Rabbits are a popular choice for research animals because they are small, inexpensive, and easy to care for. Monoclonal antibodies (mAbs) are specific proteins that are made by the body’s B cells in response to an antigen. mAbs can be isolated from the blood of rabbits using a process called affinity chromatography. In this process, the antibodies bind to a particular tag or target molecule and can be separated from other proteins in the sample. Navigate to this site for more information about rabbit monoclonal antibody service.
There are several steps involved in producing a rabbit mAb. The first step is to collect blood from a rabbit that has been infected with the virus or disease of interest. The blood should be processed immediately so that the antibodies can be extracted and concentrated.

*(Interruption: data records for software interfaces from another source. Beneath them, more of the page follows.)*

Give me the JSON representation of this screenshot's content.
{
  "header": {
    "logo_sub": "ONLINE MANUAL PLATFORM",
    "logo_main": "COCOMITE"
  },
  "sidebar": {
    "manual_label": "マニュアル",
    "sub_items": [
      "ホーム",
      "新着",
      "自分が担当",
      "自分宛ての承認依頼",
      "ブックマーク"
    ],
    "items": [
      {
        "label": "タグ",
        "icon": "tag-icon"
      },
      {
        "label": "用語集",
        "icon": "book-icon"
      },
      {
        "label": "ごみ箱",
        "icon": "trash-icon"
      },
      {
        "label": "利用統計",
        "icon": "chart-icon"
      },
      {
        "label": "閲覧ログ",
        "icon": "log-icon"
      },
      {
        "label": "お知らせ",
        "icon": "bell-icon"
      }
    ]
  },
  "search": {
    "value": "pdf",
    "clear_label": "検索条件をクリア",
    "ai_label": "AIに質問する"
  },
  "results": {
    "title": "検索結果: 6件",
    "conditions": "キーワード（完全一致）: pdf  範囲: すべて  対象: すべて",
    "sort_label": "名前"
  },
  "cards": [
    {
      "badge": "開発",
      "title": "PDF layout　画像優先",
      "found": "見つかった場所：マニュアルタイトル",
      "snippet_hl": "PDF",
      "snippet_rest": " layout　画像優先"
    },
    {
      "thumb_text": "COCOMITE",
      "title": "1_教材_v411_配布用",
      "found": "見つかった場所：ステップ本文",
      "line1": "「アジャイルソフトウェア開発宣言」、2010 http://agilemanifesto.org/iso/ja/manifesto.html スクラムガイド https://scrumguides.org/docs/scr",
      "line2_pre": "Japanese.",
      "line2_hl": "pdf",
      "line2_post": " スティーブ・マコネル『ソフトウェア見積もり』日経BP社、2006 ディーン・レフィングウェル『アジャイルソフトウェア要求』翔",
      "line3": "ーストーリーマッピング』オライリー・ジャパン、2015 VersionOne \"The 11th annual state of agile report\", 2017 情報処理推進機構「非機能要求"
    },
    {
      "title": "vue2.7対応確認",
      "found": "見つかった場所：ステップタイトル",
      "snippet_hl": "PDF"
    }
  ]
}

Next, mAbs are generated by immunizing rabbits with the antigen of interest. After the rabbits have developed immunity, they are then subjected to an immune response test in which they are challenged with increasing doses of antigen.

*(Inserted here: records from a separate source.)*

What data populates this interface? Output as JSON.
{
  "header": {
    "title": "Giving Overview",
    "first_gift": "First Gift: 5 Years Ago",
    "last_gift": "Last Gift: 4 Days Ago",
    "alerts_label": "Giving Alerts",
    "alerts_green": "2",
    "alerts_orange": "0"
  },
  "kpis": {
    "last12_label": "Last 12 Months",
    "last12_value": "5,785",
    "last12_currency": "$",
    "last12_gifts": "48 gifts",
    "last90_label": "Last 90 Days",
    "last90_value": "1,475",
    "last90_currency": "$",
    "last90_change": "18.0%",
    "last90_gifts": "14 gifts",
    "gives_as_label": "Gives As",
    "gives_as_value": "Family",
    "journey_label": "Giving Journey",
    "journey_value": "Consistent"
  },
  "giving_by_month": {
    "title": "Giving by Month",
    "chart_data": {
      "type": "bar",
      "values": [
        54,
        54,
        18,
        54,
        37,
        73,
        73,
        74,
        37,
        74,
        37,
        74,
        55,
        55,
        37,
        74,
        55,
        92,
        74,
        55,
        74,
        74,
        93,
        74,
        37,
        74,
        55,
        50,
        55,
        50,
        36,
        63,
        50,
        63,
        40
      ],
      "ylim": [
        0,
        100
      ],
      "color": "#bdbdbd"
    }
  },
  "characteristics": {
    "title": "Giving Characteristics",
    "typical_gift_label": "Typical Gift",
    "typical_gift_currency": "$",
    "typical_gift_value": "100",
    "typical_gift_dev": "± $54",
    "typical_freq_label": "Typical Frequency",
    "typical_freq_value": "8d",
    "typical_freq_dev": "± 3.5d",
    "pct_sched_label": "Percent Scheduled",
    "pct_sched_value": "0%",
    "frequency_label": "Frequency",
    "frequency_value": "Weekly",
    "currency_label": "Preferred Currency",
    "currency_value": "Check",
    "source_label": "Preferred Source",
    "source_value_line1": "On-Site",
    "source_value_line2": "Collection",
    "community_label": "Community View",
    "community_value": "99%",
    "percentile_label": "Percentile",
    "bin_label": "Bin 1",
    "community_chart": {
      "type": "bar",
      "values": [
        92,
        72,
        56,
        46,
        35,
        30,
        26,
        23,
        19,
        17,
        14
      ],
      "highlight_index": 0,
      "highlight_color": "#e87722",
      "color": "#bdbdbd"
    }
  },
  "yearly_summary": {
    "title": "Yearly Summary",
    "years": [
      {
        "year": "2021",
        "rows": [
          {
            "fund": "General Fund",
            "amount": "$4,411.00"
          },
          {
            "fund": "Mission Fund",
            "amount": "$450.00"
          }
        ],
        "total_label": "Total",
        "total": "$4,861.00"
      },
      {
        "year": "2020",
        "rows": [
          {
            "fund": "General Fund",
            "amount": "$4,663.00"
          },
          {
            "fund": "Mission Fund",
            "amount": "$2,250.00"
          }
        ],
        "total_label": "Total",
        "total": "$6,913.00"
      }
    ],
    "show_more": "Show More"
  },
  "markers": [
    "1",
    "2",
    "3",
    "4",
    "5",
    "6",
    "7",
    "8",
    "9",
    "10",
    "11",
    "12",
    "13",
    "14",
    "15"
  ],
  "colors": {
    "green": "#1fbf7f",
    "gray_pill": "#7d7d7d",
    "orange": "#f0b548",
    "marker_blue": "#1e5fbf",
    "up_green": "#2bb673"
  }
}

Finally, the mAbs that are generated in this process are purified and characterized. (a) Specific and non-specific immune mechanisms for neutralization of a virus. Two molecules, two antibodies, or an antibody and a receptor can neutralize a viru.

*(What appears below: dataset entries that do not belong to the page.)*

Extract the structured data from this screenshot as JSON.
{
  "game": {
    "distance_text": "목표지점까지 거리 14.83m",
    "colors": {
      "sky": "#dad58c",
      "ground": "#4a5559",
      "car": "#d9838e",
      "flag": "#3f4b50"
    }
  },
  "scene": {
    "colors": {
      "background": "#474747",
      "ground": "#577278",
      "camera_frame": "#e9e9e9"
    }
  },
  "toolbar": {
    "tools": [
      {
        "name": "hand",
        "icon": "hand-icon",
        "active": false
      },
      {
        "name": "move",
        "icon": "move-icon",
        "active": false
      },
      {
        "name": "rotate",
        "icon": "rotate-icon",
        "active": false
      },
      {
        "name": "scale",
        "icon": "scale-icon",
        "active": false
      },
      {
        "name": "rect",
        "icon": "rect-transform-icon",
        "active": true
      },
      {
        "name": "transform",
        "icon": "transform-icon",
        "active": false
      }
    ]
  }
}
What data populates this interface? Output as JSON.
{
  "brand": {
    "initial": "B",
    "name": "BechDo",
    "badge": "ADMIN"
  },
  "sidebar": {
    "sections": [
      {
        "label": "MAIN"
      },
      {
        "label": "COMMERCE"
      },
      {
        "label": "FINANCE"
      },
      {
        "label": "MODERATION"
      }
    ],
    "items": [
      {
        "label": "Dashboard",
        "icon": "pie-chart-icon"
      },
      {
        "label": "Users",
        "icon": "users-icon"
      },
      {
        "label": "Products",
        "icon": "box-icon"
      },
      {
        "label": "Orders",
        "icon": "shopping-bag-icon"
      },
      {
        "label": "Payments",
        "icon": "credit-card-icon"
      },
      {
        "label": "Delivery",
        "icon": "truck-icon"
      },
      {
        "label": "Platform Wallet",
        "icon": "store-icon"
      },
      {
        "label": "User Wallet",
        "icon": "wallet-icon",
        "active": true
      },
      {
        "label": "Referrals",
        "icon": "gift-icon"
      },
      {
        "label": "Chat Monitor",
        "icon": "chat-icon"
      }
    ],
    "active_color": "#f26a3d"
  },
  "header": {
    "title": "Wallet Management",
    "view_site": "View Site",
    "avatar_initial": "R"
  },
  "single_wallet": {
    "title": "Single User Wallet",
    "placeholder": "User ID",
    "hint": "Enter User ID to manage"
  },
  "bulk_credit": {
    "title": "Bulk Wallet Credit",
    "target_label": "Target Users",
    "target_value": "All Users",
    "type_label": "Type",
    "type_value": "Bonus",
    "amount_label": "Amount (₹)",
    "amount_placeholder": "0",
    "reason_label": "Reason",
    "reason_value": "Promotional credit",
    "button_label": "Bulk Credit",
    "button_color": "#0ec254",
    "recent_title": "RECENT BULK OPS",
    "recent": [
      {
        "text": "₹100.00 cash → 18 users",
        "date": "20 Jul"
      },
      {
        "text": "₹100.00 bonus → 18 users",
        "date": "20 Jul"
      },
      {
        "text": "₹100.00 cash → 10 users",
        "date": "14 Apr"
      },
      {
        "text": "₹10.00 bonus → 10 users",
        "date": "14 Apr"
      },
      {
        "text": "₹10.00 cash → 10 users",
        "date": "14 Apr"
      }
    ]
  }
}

These monoclonal antibodies are produced by hybridoma cultures (obtained from mice immunized against influenza) that contain monoclonal antibodies able to bind to sites on the viral envelope proteins of isolates of virus-like particles.